I just shrugged to the crowd and then I snapped out of my dream and just sat on the bench for a bit getting my bearings. But when I looked down I saw the stick lying in front of me and I did not know what to do. I just sat there and looked at that stick wondering, if I picked it up, would it turn into a snake again?
What if it did? What if every time I picked up a stick and threw it down it would become some kind of snake? What would that be like? How would people treat me? Would they be afraid of me if I didn’t throw the sticks near them? Would they put me on stage or television or make a movie? Would it make me rich and famous!
I began to be really afraid. What if I picked up the stick and threw it and the snake attacked and killed me? But I knew deep down that it probably would not do that even though I did not know that for sure. It was just a snake and they were afraid of people and did not ever purposely attack anyone. No, it is people who attack and kill snakes because they are afraid of them.
I remembered how the snake had talked to Eve in the garden, but then it was able to walk on two legs until it told that lie and was cursed to crawl the rest of its days on its belly and be despised and feared by all. I wondered if that is why God turned Moses’ staff into a snake instead of a rabbit or a cat or something harmless? The people would have been just as
amazed and Moses would have still made his point for God, but maybe the magicians could only turn sticks into snakes and not other animals.
These are some of the crazy thoughts I had as I sat before the stick for a long time deciding whether to pick it up and become dead or famous. Because there was little doubt in my mind that if I could keep changing sticks back and forth onto serpents I would become rich and famous and wouldn’t have to do my boring job any more and maybe a girl would like me enough to want to marry me, though a lot of girls don’t like snakes. I wondered, if I did marry, if my wife would also be given the power to change sticks into snakes. Maybe my family would have to live in a herpetarium or have one attached to our house and away from the kids. What if we could do this with more than one stick, even a lot of sticks? Maybe the only stick that would do this was the first one in the pond, the one I actually threw, not the one in the daymare? Maybe that stick was enchanted and the one before me now was just a regular stick that would not turn into anything? Yet I knew I could not know unless I picked it up and threw it.
I also had no idea how long this power would last. Did Moses ever have to turn his staff into a snake again after Pharaoh let his people go? I know later he hit a rock with the same staff and water gushed out. Maybe my stick would do that too or even other miracles?
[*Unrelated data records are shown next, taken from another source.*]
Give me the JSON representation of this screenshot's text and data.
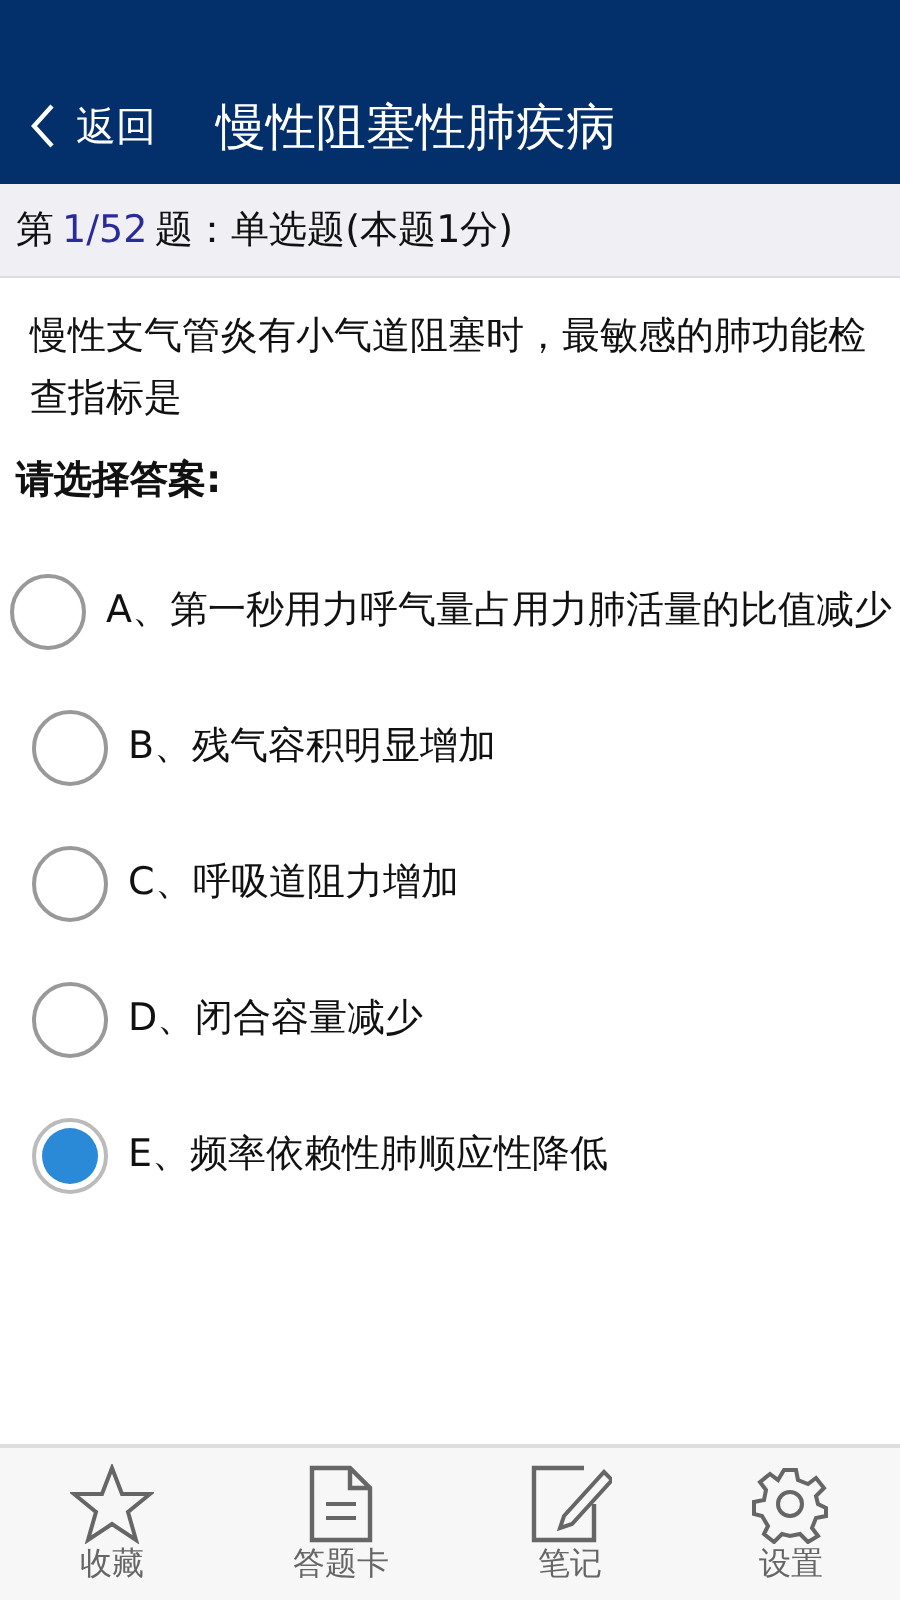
{
  "nav": {
    "back": "返回",
    "title": "慢性阻塞性肺疾病"
  },
  "header": {
    "prefix": "第",
    "number": "1/52",
    "suffix": "题：单选题(本题1分)"
  },
  "question": "慢性支气管炎有小气道阻塞时，最敏感的肺功能检查指标是",
  "prompt": "请选择答案:",
  "options": [
    {
      "label": "A、第一秒用力呼气量占用力肺活量的比值减少",
      "selected": false
    },
    {
      "label": "B、残气容积明显增加",
      "selected": false
    },
    {
      "label": "C、呼吸道阻力增加",
      "selected": false
    },
    {
      "label": "D、闭合容量减少",
      "selected": false
    },
    {
      "label": "E、频率依赖性肺顺应性降低",
      "selected": true
    }
  ],
  "tabs": [
    {
      "kind": "star",
      "label": "收藏"
    },
    {
      "kind": "card",
      "label": "答题卡"
    },
    {
      "kind": "note",
      "label": "笔记"
    },
    {
      "kind": "gear",
      "label": "设置"
    }
  ]
}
But why was I able to do this at all? Why had I not done it before? Who or what had caused this to happen? Was this a gift or a curse and where had it come from? How long would this power last? What if I did it for a year and all these things happened and then the magic went away? And, I kept thinking of course, what if a snake turned on me and killed me or my wife or one of my children or all of them or another relative or friend or even just a pizza delivery man?
Should I keep the stick locked up? I reasoned I would have to because I did not think my wife would want the stick in our room even if it never turned into a serpent on its own. I mean, what if it was on top of a low dresser and our dog knocked it off and it turned into a snake and killed our dog or hid somewhere in the house where we could not find it. No, it would have to be locked away when we were not using it. All these crazy thoughts went through my head while I was sitting there gazing at the stick as the evening shadows began to fall. I finally just got up and went home, throwing a backward glance at the stick, which was just lying there.
A retired teacher, Vern Fein has published over one hundred fifty poems and short pieces on over seventy sites. He has non-fiction pieces in Quail Bell, The Write Place at the Write Time, and Adelaide, plus a short story in the the online magazine Duende from Goddard College